You can dive deeper into menus to change various configuration settings, and you can even punch your name in so that the Scrambler greets you whenever you turn it on or off. And it automatically flicks between light and dark modes for day and night time use (or you can pick your mode manually).

Photo credit: Wesley Reyneke / ZA Bikers

It’s a high-tech setup, but there is one let down. That weather-sealed plug between the handlebars and dash is actually the steering lock—and not a USB port, which would have been an extremely handy addition.

Any dual-sport bike cuts a compromise somewhere, but the Scrambler gives very little away. On the road, its longer travel suspension and 21” front wheel do make it feel a little vaguer than its road-focused stablemates, but it’s still very planted. And with a tall seating position and wide bars, throwing it from corner to corner is stupid fun.

Photo credit: Wesley Reyneke / ZA Bikers

That skinny seat is more comfortable than it looks, but between its lack of bulk and the mid-sized 16 l fuel tank, you’re not likely to tour on the Scrambler.

Head off the beaten track, and the Scrambler 1200 really comes into its own with a surprising level of capability. That low down torque is good for chugging through slower sections, and the predictable throttle roll is great when you need to uncork it.

Photo credit: Wesley Reyneke / ZA Bikers

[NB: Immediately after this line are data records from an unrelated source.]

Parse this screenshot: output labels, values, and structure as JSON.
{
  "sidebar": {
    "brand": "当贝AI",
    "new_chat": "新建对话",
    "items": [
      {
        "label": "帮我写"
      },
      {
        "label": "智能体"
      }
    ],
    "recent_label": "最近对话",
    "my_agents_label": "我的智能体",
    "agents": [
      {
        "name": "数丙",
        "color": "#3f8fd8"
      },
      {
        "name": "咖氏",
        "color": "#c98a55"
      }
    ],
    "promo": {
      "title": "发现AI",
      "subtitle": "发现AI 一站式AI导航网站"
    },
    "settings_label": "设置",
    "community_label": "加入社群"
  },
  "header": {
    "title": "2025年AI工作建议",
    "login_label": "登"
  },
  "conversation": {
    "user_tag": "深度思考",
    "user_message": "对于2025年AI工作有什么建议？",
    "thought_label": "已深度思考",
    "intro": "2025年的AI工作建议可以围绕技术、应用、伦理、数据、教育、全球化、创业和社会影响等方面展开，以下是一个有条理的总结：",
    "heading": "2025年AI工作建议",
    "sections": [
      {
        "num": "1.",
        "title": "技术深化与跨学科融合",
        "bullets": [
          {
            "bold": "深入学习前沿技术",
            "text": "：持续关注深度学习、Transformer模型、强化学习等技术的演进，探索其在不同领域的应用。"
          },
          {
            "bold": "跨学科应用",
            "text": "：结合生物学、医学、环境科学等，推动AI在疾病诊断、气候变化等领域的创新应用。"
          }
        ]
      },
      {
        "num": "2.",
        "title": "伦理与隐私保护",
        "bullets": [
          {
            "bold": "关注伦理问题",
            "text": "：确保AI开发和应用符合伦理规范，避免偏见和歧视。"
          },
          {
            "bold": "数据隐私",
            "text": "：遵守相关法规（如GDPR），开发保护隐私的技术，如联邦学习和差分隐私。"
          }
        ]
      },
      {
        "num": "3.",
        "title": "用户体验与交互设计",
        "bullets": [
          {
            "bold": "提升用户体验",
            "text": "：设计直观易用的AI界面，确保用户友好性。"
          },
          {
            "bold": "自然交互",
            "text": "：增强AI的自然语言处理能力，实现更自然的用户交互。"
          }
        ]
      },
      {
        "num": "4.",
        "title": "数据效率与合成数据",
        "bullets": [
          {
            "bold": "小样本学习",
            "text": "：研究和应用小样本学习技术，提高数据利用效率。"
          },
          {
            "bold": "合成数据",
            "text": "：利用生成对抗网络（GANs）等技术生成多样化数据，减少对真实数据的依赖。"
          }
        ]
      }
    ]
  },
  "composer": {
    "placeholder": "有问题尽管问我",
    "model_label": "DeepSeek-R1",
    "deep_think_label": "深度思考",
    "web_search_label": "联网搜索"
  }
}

It handles well too. Not only are the tapered bars wide, but they’re set high too, and complemented by a set of chunky serrated foot pegs, with removable rubber inserts. So you’ve got maximum leverage when you’re into the saddle, and a good mix of control and comfort when you’re standing.

As you’d expect, the high exhaust headers do get in the way on the right side. But you get used to working around them, and they’re extremely well-insulated too, so it’s unlikely that you’ll burn your leg. The burly bash plate and hand-guards add a level of confidence in rougher terrain too.

Photo credit: Wesley Reyneke / ZA Bikers

Adventure riders that love to tinker might not like the hand guards too much though—they’re mounted in such a way that they’re difficult to swap out for aftermarket units. (Not that you’d need to upgrade them—they’re plenty tough.) At least you can remove the passenger peg mounts, if you want a more focussed and lighter setup.

The tubeless spoked wheels are a good balance of tough and practical, and the Brembo brakes have plenty of bite and enough feel for advanced riders. The Showa and Öhlins suspension components are more than up to the task, and even though I didn’t get around to adjusting them the ability to do so is a huge plus.

Photo credit: Wesley Reyneke / ZA Bikers

At 207 kg it is a big bike though, but it’s not excessively heavy. (For reference, that’s about the same weight as the Tiger 800 XCa, and lighter than a BMW R 1250 GS). That weight only really becomes apparent when you’re wrestling the Scrambler 1200 through really tight and tricky stuff, like mud or sand.

I’m not a huge fan of the Metzler Tourance tyres it comes with though, especially in really slick mud, where I managed to (very gently) lay the Scrambler down on its right side. Dropping a bike as premium as this is scary, but I was relieved that it took the knock well, with hardly any damage. Because let’s face it, adventure bikes get hurt… a lot.

Photo credit: Wesley Reyneke / ZA Bikers

Plus it’s no fun going down with a motorcycle that costs R 209,000 *. That’s right—the Scrambler 1200 is the most expensive modern classic Triumph has in their range. But it’s also, hands-down, the most capable and best-equipped.

It’s likely that most customers will buy the Scrambler 1200 just so that they can be the coolest kid at their local Saturday morning hang. But I’ll bet good money there’s a small contingent of riders out there that want an adventure bike, but are put off by the style and over-built nature of modern dual-sports.

Photo credit: Wesley Reyneke / ZA Bikers

And for those riders, the Scrambler’s authentic nature and retro styling—plus the fact that it can actually hold its own off-road—are sure to hit the sweet spot.

* Triumph are currently running a promotion where you get R 15,000 worth of accessories when you buy a new Scrambler 1200 XE, which should take the sting out of the price a little.

For more information visit: www.triumph-motorcycles.co.za